UN Climate Change Conference, Montreal
Amanda Haag reports from the biggest international climate change conference since the signing of the Kyoto treaty.
The United Nations annual conference for negotiations on climate change is quite a different scene from your standard science conference. Just to get in the door and pick up your badge, you must go through multiple security screenings. This is the first time I've been asked to turn on my laptop before it goes through the x-ray machine.
Once inside, the meeting is a swirling mass of reporters, representatives from non-governmental organizations and myriad interest groups, and sharp-dressed United Nations delegates. From there, you are immersed in acronyms that you must sift through in order to make headway and decide on your course of action for the day. As if UNFCCC (United Nations Framework Convention on Climate Change) wasn't bad enough, imagine BINGOs, RINGOs and ENGOs - all different flavors of non-governmental organizations - or SBSTA and SBI. (Trust me, you don't really want to know about those last two.)
But it's not all stuffy high-end delegate stuff. Each day, a group known as CAN (Climate Action Network) pins the "Fossil of the Day" award on countries that are considered to be blocking progress on the negotiations.

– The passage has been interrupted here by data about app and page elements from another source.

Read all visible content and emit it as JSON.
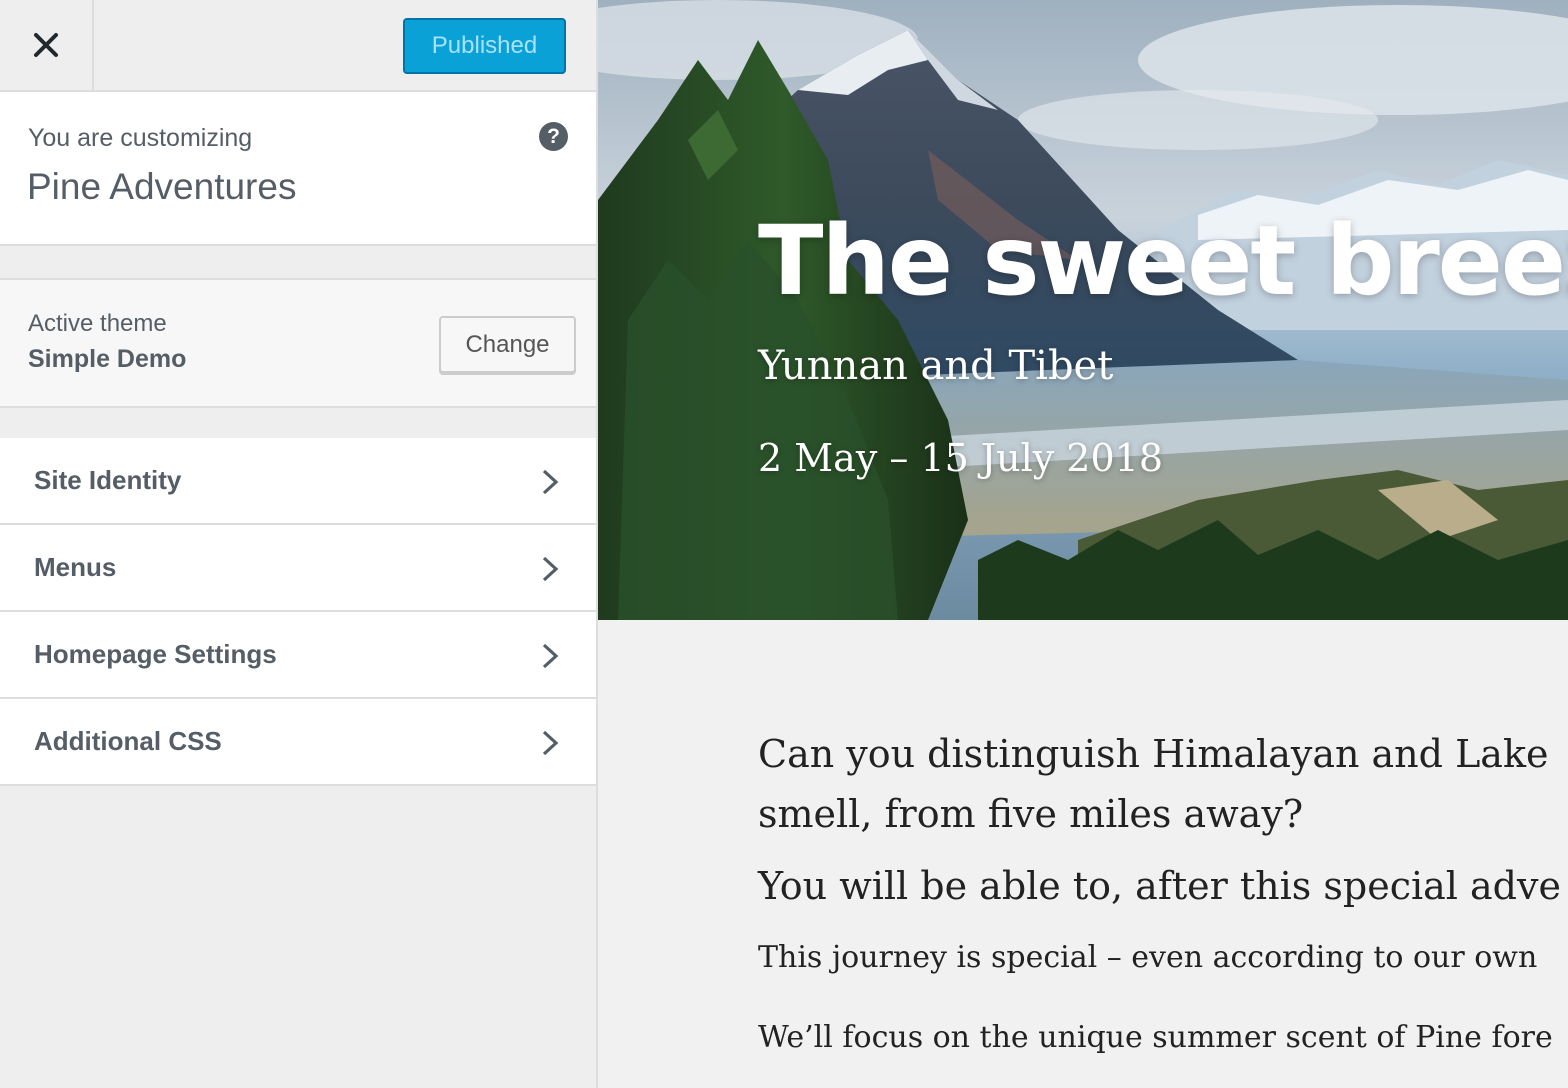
{
  "topbar": {
    "close_label": "×",
    "publish_label": "Published"
  },
  "customizing": {
    "label": "You are customizing",
    "site_title": "Pine Adventures",
    "help_glyph": "?"
  },
  "theme": {
    "label": "Active theme",
    "name": "Simple Demo",
    "change_label": "Change"
  },
  "sections": [
    {
      "title": "Site Identity"
    },
    {
      "title": "Menus"
    },
    {
      "title": "Homepage Settings"
    },
    {
      "title": "Additional CSS"
    }
  ],
  "preview": {
    "hero_title": "The sweet breeze",
    "hero_subtitle": "Yunnan and Tibet",
    "hero_date": "2 May – 15 July 2018",
    "paragraphs": [
      "Can you distinguish Himalayan and Lake",
      "smell, from five miles away?",
      "You will be able to, after this special adve",
      "This journey is special – even according to our own",
      "We’ll focus on the unique summer scent of Pine fore"
    ]
  },
  "colors": {
    "accent": "#0aa1d6",
    "sidebar_bg": "#eeeeee",
    "text_muted": "#555d66"
  },
  "icons": {
    "close": "close-icon",
    "help": "help-icon",
    "chevron": "chevron-right-icon"
  }
}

Yesterday, the United States, Australia and Russia took the cake for reportedly prioritizing their own adaptation needs over that of developing countries. Not surprisingly, the US has been the proud recipient or co-recipient of the award every day this week.
Now it's time to decide what to do next: do I attend the mock hockey game, where student activists dressed in jerseys face off over whether there is convincing scientific evidence underlying the Kyoto Protocol? Or do I head for the SBSTA contact group on the development and transfer of technologies? Somehow it seems a bit too early for such decisions.